The Fresno Chamber of Commerce is opposing Measure P, the three-eighths cent sales tax measure designed to increase funding for parks and arts.
The Chamber’s opposition tells me the upcoming City Council races finally have a polarizing issue that, should the candidates bite, would give the voters a truly distinct choice.
Chamber President/Chief Executive Nathan Ahle on Friday issued a two-paragraph written statement explaining his organization’s position on the Nov. 6 ballot measure.
“While we are opposed to this particular measure, we are supportive of Fresno’s parks,” Ahle said. “Our organization believes strongly in the importance of both parks and public safety funding. We urged those advocating for these sectors of our city budget to work together on a joint measure that would address both needs and make a fundamental shift in keeping Fresno safe while providing our residents with a world-class parks system. The Chamber wants to enthusiastically support such a plan. Sadly, no compromise was reached.”
Ahle continued: “We do not believe a proposal that addresses only one of these problems while committing Fresnans to 30 years of higher taxes is a prudent move. We hope voters will recognize this and challenge our community and its leaders to join us in developing a more complete solution in the coming years.”
By way of quick background, Measure P is the Fresno for Parks-backed initiative that would boost the local sales tax by three-eighths of a cent for 30 years. The measure right out the chute would generate an estimated $37.5 million per year for parks construction, parks maintenance and parks programs. The money would also fund various artistic programs.
There’s a lot of organizational complexity to Measure P, but its basic premise is simple: Parks are important to a community; City Hall doesn’t have enough general fund money to pay for a first-class parks system; a dedicated revenue stream based on sales taxes is the answer.
The Fresno for Parks advocacy group got enough voter signatures to put its plan on the Nov. 6 ballot. Success requires two-thirds voter approval.
Mayor Lee Brand’s premise is simple, too. The Parks system is a City of Fresno department. More than one City Hall department needs more money to be truly first-class. This is especially true for public safety – police and fire protection. It’s difficult under the best of conditions to get voters to approve a single sales tax initiative, let alone a string of them. For that reason, it is irresponsible to the public welfare, the commonweal, to put before the voters a sales tax initiative authored by special interests that serves only one part of the people’s government.
Brand at one point this summer pitched a half-cent public safety-parks initiative, then withdrew it when it became clear he didn’t have sufficient City Council support. However, the issue remains of primary interest to him. The Mayor has already said he opposes Measure P because its overly narrow focus is damaging in the long run to a city with great potential yet many other needs.

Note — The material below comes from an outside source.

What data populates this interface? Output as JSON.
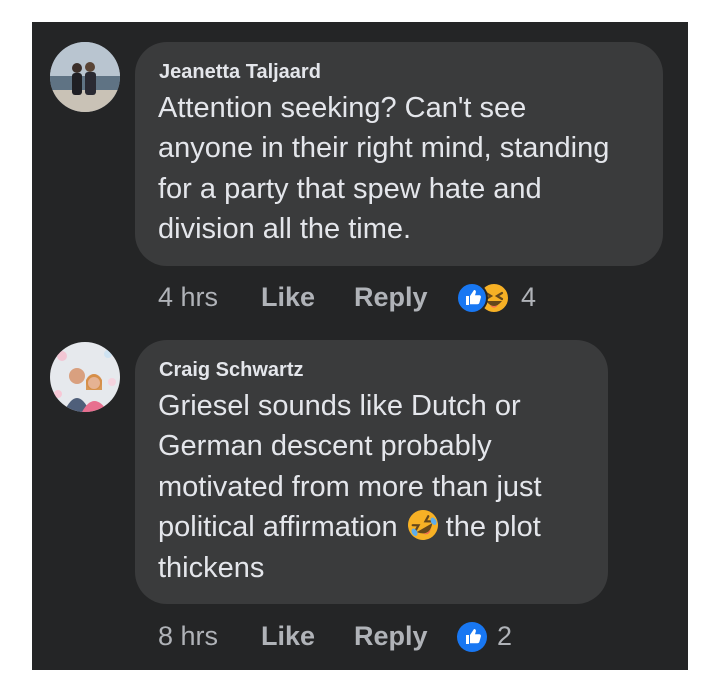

Former Fresno Mayor Ashley Swearengin supports Measure P. Her charisma and stature are sure to be major factors in the fall campaign. Resources from her current employer, the Central Valley Community Foundation (where she is president/CEO), figure to be as important to the campaign as they were to the signature-gathering effort.

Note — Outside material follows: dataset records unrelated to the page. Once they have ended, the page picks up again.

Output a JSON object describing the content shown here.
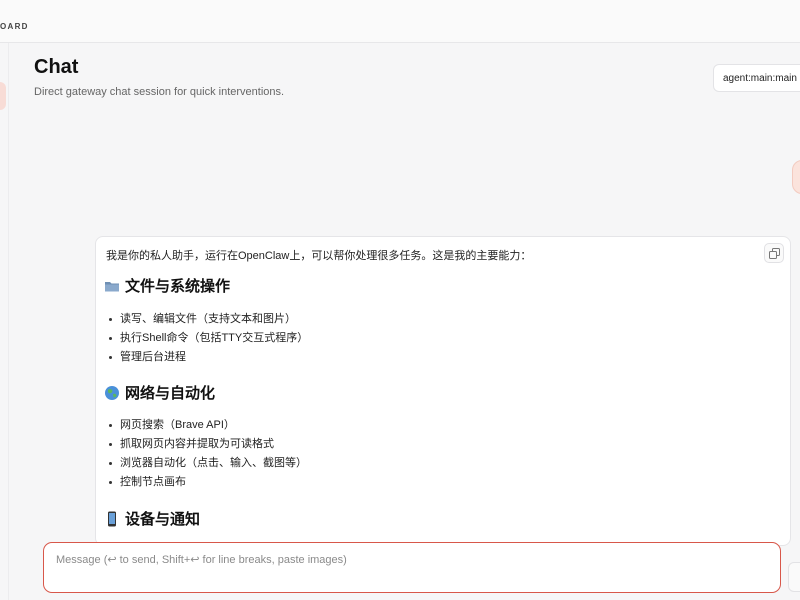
{
  "app": {
    "brand": "OARD"
  },
  "header": {
    "title": "Chat",
    "subtitle": "Direct gateway chat session for quick interventions.",
    "session_value": "agent:main:main"
  },
  "message": {
    "intro": "我是你的私人助手，运行在OpenClaw上，可以帮你处理很多任务。这是我的主要能力：",
    "sections": [
      {
        "icon": "folder-icon",
        "heading": "文件与系统操作",
        "items": [
          "读写、编辑文件（支持文本和图片）",
          "执行Shell命令（包括TTY交互式程序）",
          "管理后台进程"
        ]
      },
      {
        "icon": "globe-icon",
        "heading": "网络与自动化",
        "items": [
          "网页搜索（Brave API）",
          "抓取网页内容并提取为可读格式",
          "浏览器自动化（点击、输入、截图等）",
          "控制节点画布"
        ]
      },
      {
        "icon": "phone-icon",
        "heading": "设备与通知",
        "items": []
      }
    ]
  },
  "composer": {
    "placeholder": "Message (↩ to send, Shift+↩ for line breaks, paste images)"
  },
  "colors": {
    "accent": "#d8574a",
    "accent_soft": "#fbe3dc"
  }
}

The stage is set for a campaign of starkly contrasting views and no place for opinion-shapers to hide. One side says we’ve got a chance to makes parks/arts flush, and the rest of City Hall can pursue its own destiny. The other side says that’s no way to act in a lifeboat.
Chamber President Ahle’s statement is the first public declaration for the latter point of view.
Now, a strong case can be made for each side. That’s good. That’s American democracy at its best. And the interesting thing about the pros and cons of Measure P is that to dip your toe into the debate is to inevitably immerse yourself in all the nuances of City Hall policy. For example, Measure P features a parks commission that would have considerable oversight authority. Would Measure P essentially gut the authority of the current Parks Department? Another example: An opponent of Measure P might say he wants a sales tax initiative that funds both public safety and parks. But might not Fresno be better served by an initiative that funds public safety, parks andinfrastructure improvements such as roads?
Fresno voters this fall have three contested City Council seats before them. There’s Miguel Arias vs. Tate Hill in District 3, Luis Chavez (incumbent) vs. Paula Yang in District 5 and Brian Whelan vs. Nelson Esparza in District 7.
All are for safety and prosperity. All are against crime and despair. We get it. Generalities are safe.
But where does each candidate stand on Measure P? How does each candidate see the impact of a successful Measure P on the overall operations of Fresno’s municipal government? What would each candidate say to the idea of special interest groups “capturing” other City Hall departments and providing them with marching orders? How would each candidate craft a new service-funding sales tax initiative should Measure P fail?
Voters would listen long and hard to the answers. That could upend overly confident campaigns based only on identity politics.
The Fresno Chamber of Commerce on Friday kicked off Campaign 2018 in a grand way.